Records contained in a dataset
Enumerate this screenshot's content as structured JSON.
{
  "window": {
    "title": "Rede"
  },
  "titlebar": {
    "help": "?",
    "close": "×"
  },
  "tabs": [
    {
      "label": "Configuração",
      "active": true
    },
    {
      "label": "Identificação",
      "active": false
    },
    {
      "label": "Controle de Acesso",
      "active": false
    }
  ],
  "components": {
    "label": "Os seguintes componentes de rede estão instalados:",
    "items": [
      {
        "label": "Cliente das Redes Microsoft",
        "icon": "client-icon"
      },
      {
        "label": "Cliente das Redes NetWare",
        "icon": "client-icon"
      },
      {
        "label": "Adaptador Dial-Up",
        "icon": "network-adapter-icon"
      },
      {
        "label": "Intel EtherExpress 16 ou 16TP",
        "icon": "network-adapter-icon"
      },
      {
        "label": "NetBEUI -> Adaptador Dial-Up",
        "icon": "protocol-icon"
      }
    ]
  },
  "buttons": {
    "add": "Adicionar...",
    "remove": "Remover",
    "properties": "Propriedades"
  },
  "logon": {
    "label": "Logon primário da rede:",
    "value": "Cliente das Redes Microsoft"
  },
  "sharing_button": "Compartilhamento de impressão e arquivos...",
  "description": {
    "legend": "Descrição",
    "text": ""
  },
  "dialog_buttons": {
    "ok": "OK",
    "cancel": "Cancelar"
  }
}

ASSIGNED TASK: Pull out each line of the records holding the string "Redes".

FINISHED TASK:
        "label": "Cliente das Redes Microsoft",
        "label": "Cliente das Redes NetWare",
    "value": "Cliente das Redes Microsoft"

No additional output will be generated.